Work item
Scan the data for "kind" and copy each matching line.
##### Information given #####
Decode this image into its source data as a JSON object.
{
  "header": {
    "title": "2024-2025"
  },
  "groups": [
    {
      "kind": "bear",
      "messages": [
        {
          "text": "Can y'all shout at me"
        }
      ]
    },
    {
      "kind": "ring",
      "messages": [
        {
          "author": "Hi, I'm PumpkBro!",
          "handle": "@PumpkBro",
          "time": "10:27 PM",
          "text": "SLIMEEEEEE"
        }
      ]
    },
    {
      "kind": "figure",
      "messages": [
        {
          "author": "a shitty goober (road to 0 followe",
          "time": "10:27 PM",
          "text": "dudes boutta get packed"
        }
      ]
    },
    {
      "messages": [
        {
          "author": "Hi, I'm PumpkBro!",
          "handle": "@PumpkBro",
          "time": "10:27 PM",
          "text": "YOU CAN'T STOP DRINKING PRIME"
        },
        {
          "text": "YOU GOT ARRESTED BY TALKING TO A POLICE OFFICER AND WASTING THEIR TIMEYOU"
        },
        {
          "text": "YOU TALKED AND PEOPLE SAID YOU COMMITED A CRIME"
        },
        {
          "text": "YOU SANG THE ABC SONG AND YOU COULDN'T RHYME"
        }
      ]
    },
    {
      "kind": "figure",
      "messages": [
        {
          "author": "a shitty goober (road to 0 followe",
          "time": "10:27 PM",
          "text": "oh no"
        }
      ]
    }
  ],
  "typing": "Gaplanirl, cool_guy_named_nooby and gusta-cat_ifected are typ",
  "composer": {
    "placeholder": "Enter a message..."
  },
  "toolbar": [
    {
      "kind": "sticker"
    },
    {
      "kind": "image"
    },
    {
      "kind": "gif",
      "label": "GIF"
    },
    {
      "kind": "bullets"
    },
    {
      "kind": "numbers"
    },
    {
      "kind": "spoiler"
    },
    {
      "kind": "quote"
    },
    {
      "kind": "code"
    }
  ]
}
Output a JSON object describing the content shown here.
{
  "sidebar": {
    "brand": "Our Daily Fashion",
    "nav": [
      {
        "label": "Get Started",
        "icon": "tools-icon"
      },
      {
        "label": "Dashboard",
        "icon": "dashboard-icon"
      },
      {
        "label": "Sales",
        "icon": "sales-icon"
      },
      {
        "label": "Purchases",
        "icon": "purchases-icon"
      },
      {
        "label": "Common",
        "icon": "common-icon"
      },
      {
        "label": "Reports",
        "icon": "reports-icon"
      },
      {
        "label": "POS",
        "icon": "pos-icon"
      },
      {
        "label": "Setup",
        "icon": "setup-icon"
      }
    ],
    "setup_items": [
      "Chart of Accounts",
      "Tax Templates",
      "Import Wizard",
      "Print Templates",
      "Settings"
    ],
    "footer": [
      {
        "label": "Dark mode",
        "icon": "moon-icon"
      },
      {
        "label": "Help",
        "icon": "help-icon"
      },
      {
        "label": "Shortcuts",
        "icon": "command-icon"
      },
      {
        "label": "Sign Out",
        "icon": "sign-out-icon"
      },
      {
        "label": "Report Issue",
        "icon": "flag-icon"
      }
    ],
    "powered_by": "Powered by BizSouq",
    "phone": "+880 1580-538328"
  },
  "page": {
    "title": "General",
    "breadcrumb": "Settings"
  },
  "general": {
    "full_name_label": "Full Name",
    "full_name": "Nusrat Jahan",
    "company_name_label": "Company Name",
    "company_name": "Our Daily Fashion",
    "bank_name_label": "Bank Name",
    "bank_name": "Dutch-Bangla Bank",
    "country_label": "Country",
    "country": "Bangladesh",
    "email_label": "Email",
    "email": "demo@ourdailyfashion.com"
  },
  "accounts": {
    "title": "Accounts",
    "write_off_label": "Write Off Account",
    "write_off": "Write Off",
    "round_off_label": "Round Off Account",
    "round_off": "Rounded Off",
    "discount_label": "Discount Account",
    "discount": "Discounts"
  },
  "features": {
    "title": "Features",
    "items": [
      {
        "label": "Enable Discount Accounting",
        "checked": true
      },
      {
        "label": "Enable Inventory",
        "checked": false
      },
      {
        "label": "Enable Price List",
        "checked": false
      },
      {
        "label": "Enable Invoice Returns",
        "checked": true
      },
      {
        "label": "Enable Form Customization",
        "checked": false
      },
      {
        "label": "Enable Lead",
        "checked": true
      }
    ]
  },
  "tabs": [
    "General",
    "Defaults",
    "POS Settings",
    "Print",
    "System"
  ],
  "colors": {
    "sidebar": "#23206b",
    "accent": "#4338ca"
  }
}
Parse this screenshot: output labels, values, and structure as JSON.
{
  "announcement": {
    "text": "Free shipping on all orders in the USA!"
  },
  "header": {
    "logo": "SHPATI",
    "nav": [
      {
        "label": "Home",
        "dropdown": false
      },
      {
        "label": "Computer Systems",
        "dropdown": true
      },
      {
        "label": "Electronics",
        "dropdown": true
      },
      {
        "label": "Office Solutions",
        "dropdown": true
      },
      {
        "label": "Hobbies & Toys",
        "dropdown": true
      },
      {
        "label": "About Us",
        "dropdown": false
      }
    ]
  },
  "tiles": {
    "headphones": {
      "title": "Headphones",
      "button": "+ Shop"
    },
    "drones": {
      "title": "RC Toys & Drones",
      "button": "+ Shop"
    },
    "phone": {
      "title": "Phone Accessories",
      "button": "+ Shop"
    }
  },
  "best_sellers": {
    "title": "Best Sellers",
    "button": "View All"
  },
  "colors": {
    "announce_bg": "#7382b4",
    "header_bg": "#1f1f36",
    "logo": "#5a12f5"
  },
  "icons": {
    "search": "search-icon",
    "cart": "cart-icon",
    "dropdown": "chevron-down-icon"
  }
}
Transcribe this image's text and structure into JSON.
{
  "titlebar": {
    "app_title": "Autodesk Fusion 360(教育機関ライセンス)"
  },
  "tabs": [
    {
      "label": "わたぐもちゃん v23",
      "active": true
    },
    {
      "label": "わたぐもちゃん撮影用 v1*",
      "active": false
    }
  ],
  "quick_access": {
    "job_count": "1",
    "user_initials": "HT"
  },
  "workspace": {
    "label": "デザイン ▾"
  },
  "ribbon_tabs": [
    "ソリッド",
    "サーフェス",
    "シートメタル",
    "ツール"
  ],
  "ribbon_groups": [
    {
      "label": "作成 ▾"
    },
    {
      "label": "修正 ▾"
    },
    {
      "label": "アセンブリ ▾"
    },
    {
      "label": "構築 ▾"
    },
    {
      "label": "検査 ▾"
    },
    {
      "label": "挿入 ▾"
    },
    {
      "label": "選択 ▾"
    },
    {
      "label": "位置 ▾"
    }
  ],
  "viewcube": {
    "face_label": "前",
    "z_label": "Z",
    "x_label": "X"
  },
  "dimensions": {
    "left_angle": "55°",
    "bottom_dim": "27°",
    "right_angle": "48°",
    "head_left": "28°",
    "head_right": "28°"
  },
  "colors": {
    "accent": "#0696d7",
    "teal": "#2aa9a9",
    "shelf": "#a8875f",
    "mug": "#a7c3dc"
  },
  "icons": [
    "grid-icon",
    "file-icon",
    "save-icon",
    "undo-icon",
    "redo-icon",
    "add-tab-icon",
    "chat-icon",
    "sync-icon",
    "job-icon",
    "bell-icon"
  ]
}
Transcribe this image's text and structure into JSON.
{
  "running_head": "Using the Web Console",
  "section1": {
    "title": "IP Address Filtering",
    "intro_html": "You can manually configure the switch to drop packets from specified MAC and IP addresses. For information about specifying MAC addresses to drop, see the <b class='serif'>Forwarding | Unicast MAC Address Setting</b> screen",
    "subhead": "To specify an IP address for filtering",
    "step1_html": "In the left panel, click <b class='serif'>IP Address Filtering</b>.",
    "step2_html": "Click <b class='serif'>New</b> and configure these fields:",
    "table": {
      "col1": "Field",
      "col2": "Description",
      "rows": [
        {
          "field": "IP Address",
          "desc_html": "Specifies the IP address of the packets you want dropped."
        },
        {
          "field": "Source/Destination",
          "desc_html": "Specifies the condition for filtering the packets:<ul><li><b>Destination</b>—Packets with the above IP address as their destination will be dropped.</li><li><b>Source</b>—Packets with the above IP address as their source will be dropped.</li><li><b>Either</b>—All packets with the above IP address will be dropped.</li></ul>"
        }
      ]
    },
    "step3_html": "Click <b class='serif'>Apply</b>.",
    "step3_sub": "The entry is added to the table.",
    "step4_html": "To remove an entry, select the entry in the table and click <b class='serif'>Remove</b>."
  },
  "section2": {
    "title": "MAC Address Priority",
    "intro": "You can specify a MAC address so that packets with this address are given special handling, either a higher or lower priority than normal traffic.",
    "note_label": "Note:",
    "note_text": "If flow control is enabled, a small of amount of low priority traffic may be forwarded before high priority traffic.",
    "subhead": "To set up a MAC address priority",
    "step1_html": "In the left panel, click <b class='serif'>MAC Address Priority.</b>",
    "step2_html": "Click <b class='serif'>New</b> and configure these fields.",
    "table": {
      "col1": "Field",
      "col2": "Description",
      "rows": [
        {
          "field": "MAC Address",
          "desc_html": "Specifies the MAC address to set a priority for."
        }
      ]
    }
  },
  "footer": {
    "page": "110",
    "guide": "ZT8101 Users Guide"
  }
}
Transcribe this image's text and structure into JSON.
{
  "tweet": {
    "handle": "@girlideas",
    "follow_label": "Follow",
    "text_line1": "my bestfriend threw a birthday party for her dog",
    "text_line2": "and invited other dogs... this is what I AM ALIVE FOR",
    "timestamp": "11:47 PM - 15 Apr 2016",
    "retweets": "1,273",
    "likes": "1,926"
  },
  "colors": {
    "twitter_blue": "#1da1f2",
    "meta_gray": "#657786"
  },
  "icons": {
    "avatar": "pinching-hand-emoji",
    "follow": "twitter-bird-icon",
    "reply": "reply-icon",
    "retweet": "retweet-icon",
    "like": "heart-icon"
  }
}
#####
Reply to the exercise
      "kind": "bear",
      "kind": "ring",
      "kind": "figure",
      "kind": "figure",
      "kind": "sticker"
      "kind": "image"
      "kind": "gif",
      "kind": "bullets"
      "kind": "numbers"
      "kind": "spoiler"
      "kind": "quote"
      "kind": "code"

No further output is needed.